the other three. I guess they're
around the same — average
to above-average.

No accusations of smallsies?

No, nobody really dissed them.
It was all pretty positive.


Well, it was madness. It was
getting crazy. Every post after a
certain point just didn't seem
to be true. They were all
these "lovey-dovey" type
instances; they just didn't
seem true. And other boards
were cutting us — it was
just a hassle.

It must be pretty sad to
see your heroes like Jordan
opening up for lame copycats
like 'N Sync and the Backstreet

No, I like 'N Sync and the
Backstreet Boys. Kea's
beginning to like the
Backstreets, too, though not
'N Sync. Once a boys' band
junkie, always a boys' band
junkie. And the New Kids are
doing pretty well: Jordan and
Joe have gone gold already,
and their albums just came out
in March and in May.

Don't you think this Southie
pose of theirs is pretty bogus?
Don't you think they'd get their
asses stomped if they actually
set foot in Southie?

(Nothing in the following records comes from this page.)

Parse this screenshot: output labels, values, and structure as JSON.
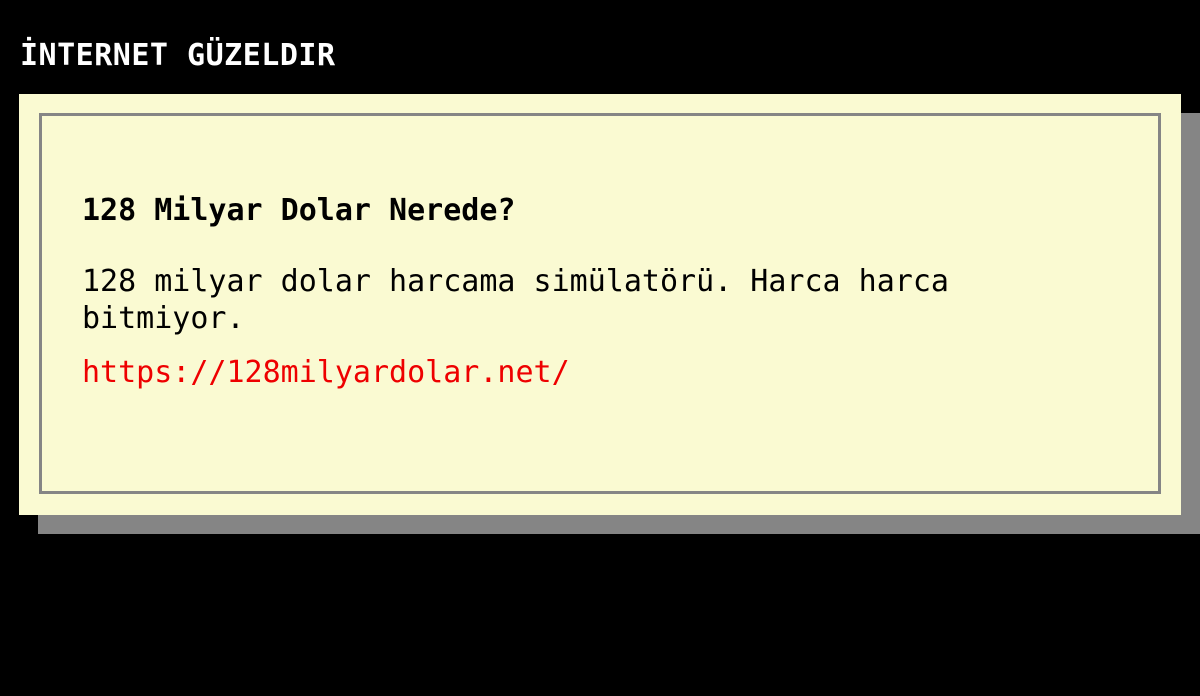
{
  "site": {
    "title": "İNTERNET GÜZELDIR"
  },
  "card": {
    "headline": "128 Milyar Dolar Nerede?",
    "description": "128 milyar dolar harcama simülatörü. Harca harca bitmiyor.",
    "link_text": "https://128milyardolar.net/"
  },
  "colors": {
    "background": "#000000",
    "card_background": "#fafad2",
    "card_shadow": "#858585",
    "link": "#ee0000"
  }
}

Well, some of them would. But
Donny's legitimately a tough
guy, I think. Or that's what I
heard, anyway, from people who
knew them from Boston. But
it's a gray area.

You're going to Atlanta to
see Lauryn Hill and New York
City to see Ricky Martin. So
you're obviously aware of music
that's come out since 1991.
What's the deal with the NKOTB

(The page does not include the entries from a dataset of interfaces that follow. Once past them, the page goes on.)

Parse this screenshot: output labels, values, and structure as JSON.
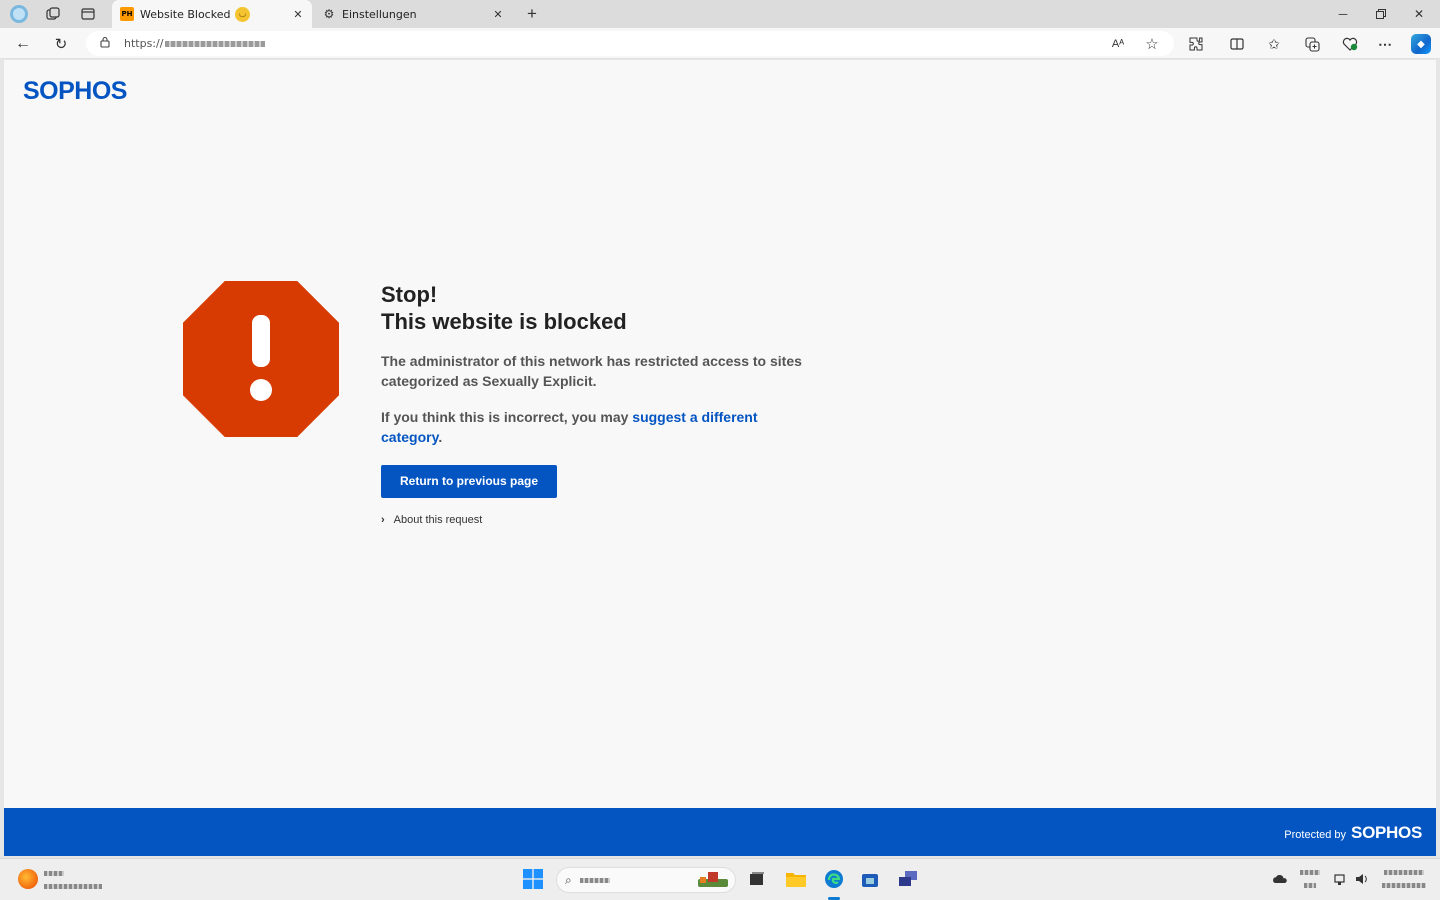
{
  "browser": {
    "tabs": [
      {
        "favicon": "PH",
        "title": "Website Blocked",
        "active": true
      },
      {
        "favicon": "gear-icon",
        "title": "Einstellungen",
        "active": false
      }
    ],
    "url": "https://",
    "new_tab_label": "+",
    "read_aloud_label": "Aᴬ"
  },
  "page": {
    "brand": "SOPHOS",
    "title_line1": "Stop!",
    "title_line2": "This website is blocked",
    "message": "The administrator of this network has restricted access to sites categorized as Sexually Explicit.",
    "suggest_prefix": "If you think this is incorrect, you may ",
    "suggest_link": "suggest a different category",
    "suggest_suffix": ".",
    "return_button": "Return to previous page",
    "about_link": "About this request",
    "footer_label": "Protected by",
    "footer_brand": "SOPHOS"
  },
  "colors": {
    "brand_blue": "#0455c2",
    "stop_red": "#d83b01",
    "page_bg": "#f8f8f8"
  }
}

You'd be surprised; there's a
lot of NKOTB stuff out there
on the Internet. I still like
their music. They touched a lot
of peoples' lives for different

As has your message board?

It was fun. I met a lot of great
people, 'cause we had a chat
room, too. So I met some great
people. That's what really
sticks in my mind, the
friendships I made.

So you don't have any negative

Well, Kea used to like Joe. But
he didn't have the most positive
posts. He's supposed to be not
nice to people and kind of moody.
So I don't think he's her favorite



It's Jesse "the Body" Ventura

versus Ross "Crazy Old Coot"

Perot. If the media cared more,

we'd be in for a hazardous flood

of unamusing editorial cartoons

portraying the two potted

politicos, mano a mano in the ring,

wrastlin' for the soul of the

Reform Party. That's roughly

akin to fighting for the soul of

the UPN Network or any other

entity eking out a bare shadow

existence, unnoticed by most of

humanity. But there's more at

stake than a name that means

nothing to even many of the

people who voted for it. The

US$12 million in federal funds

"earned" by the so-called party

are at stake during its 23

to 25 July convention in

Michigan. The law of diminishing

returns might lead us to believe

that this gives Ventura the

motivational edge — he needs

that cash more than the cracked

plutocrat. But don't count out

the loyalty of the party

rank-and-file to the

wallet-packing bill payer over

the pistol-packing office

holder. It's ultimately a

sideshow regardless. Ventura's

unprecedented gubernatorial

victory and powerhouse Bob

Smith's defection from the GOP

notwithstanding, third parties

will doubtless be as important

to next year's election as

Nostradamus' apocalyptic




Political science marches on:

The US Department of Commerce's

The National Telecommunications and

Information Administration has

made front page news for

rediscovering that rich people

tend to get new technologies

first. By casting this eternally

recurring pattern in racial

terms, the DOC has created

maximal tut-tutting across the

land, stressing that the

computer adoption gap between

blacks and whites has widened

recently. It doesn't stress that

in percentage terms, computer

use among blacks is growing

faster than that of whites or

the obvious fact that technology

adoption rates have increased

more and more as the century has

worn on. Computer use has spread

much wider and faster than such

fogey technologies as

electricity and the telephone.

Head-shaking news stories

lamenting America's continued

racial divide notwithstanding,

we predict that just as 98

percent of the population now

has a TV, we will all —

black or white, rich or poor,

eventually, and sooner than

later — be together in

perfect harmony, cursing at slow

download times, whether or not

some new Al Gore initiative

comes to our rescue. Then of

course, we'll need to redress

the racial imbalances in

personal cloning or

teleportation. Like the poor,

the Professional Uplifter will

always be with us.

courtesy of the Sucksters

[Purchase the Suck Book here]